Cyclopedia of Biblical, Theological and Ecclesiastical Literature 
an Asiatic monk and martyr who is justly renowned for the act of daring self-devotion by which he caused the gladiatorial combats at Rome to be abolished. In the year 404, in the midst of the spectacles of the amphitheatre, Telemachus rushed into the arena and tried to separate the gladiators. The spectators stoned him to death, but the emperor Honorius proclaimed him a martyr, and soon after abolished the gladiatorial combats. Some doubt has been thrown upon the story on account of the absence from the Theodosian Code of any edict by Constantine in existence, and no evidence can be produced to show that there were any gladiatorial fights after this period, although we know that the combats of wild beasts continued till the fall of the Western Empire. See Smith, Dict. of Biog. and Mythol. s.v.
The Nuttall Encyclopedia 

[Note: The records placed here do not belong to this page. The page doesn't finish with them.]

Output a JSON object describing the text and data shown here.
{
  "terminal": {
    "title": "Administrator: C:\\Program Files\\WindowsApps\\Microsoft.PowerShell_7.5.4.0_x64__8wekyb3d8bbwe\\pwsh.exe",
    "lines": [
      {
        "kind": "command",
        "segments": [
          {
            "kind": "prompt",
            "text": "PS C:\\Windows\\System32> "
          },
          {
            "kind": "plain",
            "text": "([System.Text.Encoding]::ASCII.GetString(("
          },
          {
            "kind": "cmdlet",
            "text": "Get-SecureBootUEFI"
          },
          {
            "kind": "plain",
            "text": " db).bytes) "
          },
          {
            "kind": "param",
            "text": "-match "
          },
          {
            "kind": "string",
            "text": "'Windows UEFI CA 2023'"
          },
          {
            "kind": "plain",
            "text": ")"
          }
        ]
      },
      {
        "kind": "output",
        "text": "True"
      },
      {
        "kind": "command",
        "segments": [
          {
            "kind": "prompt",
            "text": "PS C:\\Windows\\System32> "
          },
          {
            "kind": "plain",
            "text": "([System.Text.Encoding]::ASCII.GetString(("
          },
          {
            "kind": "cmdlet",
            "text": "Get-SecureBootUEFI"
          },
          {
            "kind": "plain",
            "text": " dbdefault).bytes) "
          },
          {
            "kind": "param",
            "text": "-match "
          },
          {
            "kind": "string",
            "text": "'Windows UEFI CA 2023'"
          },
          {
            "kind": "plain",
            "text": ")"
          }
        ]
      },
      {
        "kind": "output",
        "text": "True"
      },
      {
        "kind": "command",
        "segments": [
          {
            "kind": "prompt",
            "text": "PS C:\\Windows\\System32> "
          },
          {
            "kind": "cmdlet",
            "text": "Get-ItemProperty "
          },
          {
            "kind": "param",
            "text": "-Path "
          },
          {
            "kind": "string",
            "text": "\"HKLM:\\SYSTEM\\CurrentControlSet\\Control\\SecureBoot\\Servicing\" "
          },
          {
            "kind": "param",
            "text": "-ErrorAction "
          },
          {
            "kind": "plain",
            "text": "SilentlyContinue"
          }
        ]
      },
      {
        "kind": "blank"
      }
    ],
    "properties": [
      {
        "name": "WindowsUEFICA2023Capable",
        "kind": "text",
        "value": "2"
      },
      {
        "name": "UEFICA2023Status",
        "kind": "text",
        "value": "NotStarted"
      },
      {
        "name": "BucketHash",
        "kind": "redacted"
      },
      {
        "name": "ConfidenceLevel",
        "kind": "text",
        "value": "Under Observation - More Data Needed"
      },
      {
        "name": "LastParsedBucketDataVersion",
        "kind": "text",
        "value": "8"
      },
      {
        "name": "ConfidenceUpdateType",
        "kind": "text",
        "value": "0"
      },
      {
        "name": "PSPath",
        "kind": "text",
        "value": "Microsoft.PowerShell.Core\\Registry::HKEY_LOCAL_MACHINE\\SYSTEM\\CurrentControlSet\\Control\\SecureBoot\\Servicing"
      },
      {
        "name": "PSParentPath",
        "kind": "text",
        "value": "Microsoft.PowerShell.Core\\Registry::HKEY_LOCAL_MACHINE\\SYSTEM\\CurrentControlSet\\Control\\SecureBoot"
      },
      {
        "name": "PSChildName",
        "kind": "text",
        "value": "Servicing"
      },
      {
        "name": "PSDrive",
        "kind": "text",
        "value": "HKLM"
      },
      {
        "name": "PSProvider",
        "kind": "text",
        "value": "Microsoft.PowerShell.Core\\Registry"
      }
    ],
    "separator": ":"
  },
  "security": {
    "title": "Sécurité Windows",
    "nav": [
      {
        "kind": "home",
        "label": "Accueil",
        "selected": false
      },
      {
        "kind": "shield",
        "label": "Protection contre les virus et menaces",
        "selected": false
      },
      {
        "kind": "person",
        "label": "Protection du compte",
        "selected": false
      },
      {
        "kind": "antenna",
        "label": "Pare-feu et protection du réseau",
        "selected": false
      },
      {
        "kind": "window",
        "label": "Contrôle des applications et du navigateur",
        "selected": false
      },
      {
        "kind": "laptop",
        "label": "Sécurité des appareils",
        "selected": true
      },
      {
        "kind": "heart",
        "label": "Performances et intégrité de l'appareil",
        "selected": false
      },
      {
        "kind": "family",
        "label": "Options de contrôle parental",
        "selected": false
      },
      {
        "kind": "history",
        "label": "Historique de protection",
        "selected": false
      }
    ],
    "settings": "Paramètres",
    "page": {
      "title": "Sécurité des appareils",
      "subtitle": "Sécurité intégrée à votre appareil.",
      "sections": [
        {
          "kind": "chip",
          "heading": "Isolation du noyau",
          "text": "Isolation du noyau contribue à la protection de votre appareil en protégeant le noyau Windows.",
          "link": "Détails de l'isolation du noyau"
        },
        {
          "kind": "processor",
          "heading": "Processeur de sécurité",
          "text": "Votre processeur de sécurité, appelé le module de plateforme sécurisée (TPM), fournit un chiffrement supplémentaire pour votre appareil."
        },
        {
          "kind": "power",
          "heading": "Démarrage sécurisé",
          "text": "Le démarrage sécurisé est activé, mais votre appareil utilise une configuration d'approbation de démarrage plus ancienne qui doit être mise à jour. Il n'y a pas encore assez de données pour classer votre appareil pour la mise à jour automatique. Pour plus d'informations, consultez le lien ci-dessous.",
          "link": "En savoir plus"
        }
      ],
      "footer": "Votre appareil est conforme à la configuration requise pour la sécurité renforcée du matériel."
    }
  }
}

The son of Ulysses and Penelope ( q. v .), who an infant when his father left for Troy was a grown-up man on his return; having gone in quest of his father after his long absence found him on his return in the guise of a beggar, and whom he assisted in slaying his mother's suitors.